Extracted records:
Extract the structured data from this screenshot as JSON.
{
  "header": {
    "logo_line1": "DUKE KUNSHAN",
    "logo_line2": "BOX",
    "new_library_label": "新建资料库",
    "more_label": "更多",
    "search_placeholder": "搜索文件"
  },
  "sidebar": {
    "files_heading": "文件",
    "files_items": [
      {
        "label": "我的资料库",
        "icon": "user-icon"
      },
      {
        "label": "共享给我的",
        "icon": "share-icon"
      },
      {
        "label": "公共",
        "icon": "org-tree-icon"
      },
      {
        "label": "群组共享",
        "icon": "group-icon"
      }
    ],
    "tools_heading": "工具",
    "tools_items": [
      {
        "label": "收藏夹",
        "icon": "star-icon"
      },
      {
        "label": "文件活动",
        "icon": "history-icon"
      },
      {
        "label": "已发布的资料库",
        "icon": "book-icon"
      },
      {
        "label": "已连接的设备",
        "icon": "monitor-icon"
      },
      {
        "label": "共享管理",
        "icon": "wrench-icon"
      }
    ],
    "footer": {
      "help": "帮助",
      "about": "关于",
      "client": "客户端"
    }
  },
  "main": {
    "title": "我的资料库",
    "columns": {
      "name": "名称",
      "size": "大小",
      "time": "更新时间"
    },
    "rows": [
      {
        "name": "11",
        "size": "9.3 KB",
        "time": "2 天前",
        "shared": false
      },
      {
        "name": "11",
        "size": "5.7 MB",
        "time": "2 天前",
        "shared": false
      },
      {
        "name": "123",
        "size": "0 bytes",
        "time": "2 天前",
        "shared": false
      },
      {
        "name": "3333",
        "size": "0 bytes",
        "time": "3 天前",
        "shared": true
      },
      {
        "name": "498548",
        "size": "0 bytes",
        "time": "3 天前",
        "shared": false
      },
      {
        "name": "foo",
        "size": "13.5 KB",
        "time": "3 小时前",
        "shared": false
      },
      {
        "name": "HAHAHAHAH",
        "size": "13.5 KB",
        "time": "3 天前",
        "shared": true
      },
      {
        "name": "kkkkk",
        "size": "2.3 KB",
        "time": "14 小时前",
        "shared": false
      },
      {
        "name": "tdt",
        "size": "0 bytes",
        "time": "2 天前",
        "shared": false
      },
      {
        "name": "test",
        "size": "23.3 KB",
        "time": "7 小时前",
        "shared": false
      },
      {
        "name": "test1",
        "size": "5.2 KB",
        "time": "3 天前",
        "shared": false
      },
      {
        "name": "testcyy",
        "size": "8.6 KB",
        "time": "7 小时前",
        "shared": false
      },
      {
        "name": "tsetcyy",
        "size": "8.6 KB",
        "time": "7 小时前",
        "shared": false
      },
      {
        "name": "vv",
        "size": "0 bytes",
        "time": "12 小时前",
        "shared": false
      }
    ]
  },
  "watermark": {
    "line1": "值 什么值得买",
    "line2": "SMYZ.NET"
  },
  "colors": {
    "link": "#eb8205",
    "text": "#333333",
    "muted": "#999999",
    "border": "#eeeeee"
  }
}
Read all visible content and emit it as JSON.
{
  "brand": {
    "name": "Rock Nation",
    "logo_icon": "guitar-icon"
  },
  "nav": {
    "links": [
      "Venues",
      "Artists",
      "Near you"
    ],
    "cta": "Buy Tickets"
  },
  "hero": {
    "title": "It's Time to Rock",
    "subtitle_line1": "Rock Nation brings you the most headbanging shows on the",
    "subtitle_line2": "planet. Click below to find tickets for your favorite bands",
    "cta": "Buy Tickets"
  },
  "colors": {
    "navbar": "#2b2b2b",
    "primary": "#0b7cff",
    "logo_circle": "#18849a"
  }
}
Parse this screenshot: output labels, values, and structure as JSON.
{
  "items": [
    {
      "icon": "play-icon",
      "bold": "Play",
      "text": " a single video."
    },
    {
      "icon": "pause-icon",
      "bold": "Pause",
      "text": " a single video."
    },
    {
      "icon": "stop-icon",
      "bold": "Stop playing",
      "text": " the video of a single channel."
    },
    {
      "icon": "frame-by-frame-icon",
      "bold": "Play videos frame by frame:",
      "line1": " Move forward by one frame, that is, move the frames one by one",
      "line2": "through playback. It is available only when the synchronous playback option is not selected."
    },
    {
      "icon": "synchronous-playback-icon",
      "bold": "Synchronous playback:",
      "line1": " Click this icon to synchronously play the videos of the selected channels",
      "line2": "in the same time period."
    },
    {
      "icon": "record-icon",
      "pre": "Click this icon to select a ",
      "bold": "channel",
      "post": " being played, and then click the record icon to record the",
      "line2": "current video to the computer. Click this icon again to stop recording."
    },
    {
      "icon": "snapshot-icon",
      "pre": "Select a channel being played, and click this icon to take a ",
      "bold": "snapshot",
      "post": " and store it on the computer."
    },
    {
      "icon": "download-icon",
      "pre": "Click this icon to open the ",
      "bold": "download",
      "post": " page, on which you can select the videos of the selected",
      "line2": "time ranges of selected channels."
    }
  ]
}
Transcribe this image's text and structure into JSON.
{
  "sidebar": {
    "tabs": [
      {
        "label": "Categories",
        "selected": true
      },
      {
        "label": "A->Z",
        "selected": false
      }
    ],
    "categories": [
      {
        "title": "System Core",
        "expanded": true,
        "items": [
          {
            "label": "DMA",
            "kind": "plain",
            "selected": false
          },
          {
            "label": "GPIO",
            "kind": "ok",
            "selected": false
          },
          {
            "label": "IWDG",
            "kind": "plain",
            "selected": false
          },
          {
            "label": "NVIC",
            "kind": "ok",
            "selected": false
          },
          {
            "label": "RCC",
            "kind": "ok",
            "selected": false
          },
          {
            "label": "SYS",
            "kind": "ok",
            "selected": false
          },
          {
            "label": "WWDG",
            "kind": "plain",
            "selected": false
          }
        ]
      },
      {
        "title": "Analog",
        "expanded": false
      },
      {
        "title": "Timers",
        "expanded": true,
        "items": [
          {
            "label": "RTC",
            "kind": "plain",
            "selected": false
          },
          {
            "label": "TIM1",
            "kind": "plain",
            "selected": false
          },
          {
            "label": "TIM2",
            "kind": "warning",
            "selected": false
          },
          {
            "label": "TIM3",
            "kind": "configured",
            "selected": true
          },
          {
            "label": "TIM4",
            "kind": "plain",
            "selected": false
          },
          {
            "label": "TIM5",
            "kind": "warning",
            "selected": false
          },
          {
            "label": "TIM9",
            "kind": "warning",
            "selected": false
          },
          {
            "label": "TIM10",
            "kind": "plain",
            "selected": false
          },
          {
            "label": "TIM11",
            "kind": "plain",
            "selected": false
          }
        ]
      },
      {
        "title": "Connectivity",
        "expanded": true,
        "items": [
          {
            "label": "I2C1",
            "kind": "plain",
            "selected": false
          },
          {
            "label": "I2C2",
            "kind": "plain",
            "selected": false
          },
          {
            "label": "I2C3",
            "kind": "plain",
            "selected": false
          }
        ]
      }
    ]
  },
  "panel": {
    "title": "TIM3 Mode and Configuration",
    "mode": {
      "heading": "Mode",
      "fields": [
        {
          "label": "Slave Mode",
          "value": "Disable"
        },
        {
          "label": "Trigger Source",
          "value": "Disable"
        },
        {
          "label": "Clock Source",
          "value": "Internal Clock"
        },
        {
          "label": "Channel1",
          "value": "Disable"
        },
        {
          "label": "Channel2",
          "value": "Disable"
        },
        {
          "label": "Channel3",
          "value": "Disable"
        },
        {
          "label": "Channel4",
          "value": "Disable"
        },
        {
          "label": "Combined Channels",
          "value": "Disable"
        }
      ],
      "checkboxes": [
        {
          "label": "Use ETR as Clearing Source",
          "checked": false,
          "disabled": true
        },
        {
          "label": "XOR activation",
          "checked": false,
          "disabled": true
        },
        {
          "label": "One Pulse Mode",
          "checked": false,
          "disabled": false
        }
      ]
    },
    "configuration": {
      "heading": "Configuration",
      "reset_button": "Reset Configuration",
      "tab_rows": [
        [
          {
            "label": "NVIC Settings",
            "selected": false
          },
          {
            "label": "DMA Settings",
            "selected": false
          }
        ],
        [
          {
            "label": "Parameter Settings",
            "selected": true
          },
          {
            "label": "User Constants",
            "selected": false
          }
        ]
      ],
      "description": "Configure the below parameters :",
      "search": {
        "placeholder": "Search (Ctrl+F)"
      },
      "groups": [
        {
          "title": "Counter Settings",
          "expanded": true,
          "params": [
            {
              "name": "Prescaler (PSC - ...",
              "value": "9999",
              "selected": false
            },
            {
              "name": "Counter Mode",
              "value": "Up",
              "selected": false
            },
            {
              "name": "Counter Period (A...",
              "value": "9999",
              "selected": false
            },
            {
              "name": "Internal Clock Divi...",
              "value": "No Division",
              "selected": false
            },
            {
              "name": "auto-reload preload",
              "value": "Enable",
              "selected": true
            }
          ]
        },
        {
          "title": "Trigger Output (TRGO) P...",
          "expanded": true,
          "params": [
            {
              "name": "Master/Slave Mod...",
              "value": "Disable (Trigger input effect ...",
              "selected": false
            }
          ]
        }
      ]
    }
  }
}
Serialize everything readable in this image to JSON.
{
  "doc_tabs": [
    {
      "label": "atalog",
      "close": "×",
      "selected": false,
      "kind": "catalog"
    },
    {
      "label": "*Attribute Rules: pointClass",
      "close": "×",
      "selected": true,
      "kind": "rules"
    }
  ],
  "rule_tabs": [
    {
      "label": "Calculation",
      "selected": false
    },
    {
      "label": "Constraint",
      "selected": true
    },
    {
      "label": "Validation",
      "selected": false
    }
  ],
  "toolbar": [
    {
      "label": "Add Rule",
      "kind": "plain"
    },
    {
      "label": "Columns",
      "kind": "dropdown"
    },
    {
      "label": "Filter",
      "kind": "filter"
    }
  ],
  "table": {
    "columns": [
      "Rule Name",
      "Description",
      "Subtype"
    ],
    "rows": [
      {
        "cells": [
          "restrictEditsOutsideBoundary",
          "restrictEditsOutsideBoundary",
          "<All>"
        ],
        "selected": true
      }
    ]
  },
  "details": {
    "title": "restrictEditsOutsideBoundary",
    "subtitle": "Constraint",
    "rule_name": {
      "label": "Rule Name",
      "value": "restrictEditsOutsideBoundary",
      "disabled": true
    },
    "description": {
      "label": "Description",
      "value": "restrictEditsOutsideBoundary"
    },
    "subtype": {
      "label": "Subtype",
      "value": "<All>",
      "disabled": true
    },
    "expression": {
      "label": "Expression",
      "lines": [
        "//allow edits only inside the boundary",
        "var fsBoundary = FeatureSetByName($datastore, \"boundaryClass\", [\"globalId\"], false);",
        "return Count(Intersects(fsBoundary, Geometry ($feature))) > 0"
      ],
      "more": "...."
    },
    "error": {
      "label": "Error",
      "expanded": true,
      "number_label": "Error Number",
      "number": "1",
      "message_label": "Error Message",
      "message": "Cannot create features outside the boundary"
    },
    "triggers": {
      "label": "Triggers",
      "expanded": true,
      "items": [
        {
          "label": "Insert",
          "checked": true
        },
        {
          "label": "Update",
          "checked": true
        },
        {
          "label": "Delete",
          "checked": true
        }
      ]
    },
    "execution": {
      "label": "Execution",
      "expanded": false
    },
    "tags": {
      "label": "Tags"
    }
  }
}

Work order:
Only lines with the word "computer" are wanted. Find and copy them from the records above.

Output of the exercise:
      "line2": "current video to the computer. Click this icon again to stop recording."
      "post": " and store it on the computer."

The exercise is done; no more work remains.